Find the word "data" in the records below. List each line containing it.

········

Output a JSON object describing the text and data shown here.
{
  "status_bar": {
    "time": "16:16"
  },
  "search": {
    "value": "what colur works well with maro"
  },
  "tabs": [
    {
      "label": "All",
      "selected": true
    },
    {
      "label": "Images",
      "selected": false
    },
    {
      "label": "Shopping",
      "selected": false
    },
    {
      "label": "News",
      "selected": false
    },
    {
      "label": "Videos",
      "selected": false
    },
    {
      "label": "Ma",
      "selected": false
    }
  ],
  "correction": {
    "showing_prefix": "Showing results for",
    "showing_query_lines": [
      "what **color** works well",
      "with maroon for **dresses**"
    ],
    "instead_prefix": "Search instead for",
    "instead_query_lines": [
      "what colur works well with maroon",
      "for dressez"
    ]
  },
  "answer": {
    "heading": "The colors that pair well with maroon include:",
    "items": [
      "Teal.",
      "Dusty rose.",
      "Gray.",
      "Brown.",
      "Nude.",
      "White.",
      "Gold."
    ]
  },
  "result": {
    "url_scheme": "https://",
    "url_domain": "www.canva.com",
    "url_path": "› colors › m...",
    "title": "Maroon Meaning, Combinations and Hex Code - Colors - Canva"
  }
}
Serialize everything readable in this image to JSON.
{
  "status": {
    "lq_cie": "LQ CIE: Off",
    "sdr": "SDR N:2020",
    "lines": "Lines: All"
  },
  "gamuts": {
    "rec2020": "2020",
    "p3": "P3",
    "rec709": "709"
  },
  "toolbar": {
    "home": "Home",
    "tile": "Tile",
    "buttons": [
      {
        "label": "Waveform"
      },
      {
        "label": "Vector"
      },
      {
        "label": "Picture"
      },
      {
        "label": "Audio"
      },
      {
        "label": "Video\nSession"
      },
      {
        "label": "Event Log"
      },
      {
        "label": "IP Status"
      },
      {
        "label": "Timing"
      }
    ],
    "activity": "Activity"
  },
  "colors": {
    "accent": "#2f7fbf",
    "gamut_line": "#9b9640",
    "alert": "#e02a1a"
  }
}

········

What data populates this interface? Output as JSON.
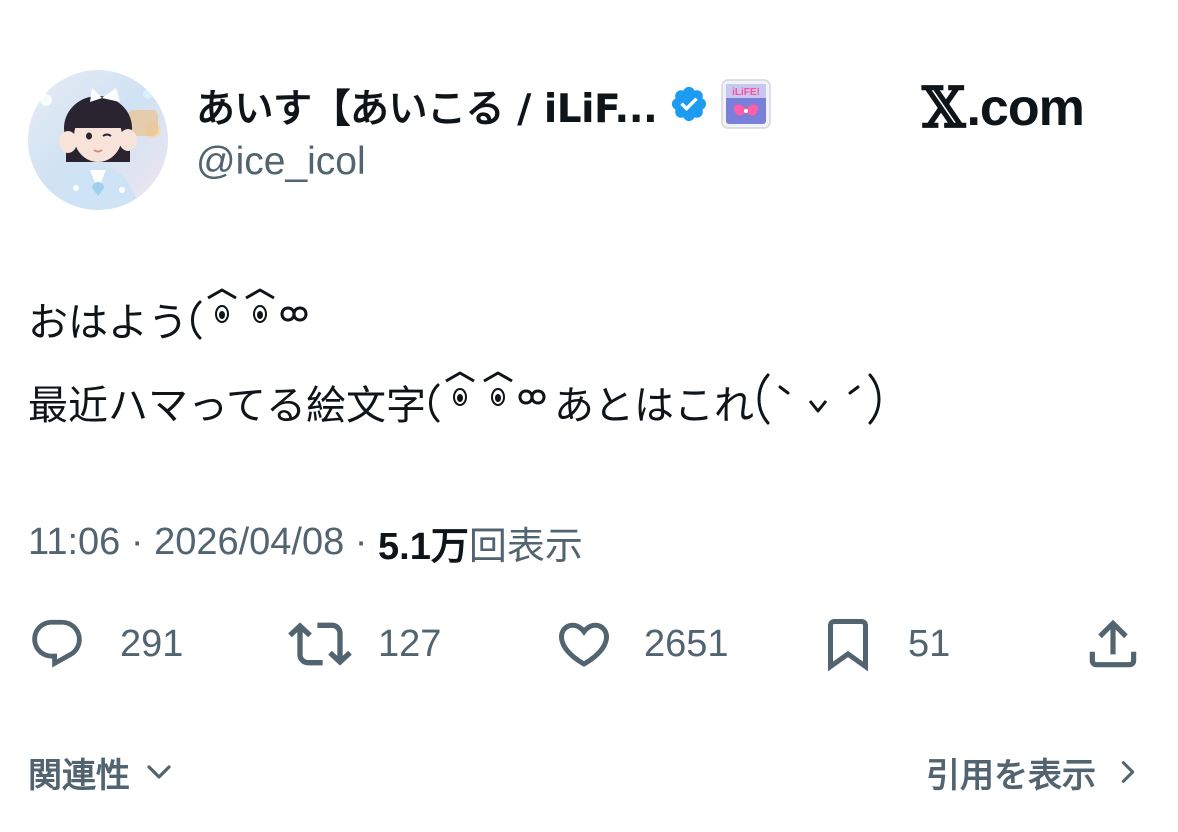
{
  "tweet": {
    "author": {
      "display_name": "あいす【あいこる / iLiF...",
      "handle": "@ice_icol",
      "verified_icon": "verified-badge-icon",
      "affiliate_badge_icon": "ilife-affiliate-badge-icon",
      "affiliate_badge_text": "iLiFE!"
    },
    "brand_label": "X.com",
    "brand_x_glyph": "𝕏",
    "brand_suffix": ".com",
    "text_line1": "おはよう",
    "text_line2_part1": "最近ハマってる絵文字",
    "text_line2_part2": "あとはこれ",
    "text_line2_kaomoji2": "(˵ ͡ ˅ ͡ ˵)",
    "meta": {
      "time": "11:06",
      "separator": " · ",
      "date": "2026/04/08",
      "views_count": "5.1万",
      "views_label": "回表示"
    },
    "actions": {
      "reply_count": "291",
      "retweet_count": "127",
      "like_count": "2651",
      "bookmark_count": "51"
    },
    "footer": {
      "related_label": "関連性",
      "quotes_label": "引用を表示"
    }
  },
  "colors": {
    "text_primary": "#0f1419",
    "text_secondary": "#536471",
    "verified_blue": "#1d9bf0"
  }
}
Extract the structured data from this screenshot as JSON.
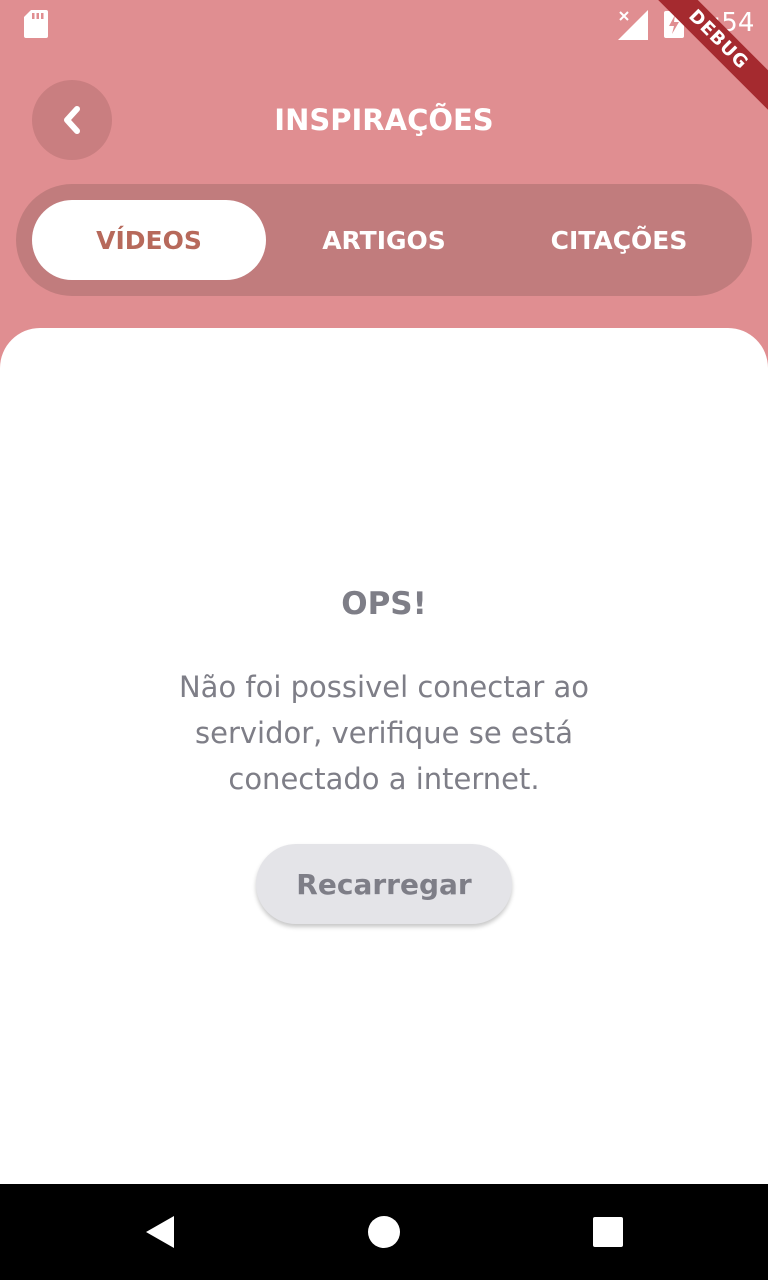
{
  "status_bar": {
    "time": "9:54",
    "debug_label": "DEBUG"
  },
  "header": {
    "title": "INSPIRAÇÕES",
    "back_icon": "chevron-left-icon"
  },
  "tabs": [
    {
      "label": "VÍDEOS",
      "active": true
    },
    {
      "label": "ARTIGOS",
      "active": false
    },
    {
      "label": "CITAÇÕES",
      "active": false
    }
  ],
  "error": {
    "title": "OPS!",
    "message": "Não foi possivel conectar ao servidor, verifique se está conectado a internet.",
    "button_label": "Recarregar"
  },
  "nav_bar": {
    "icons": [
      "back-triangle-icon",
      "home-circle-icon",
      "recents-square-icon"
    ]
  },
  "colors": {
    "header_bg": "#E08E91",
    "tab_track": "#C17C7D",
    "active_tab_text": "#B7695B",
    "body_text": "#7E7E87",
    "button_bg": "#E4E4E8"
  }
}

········

#### Written solution:
Output a JSON object describing the text and data shown here.
What data populates this interface? Output as JSON.
Extract the structured data from this screenshot as JSON.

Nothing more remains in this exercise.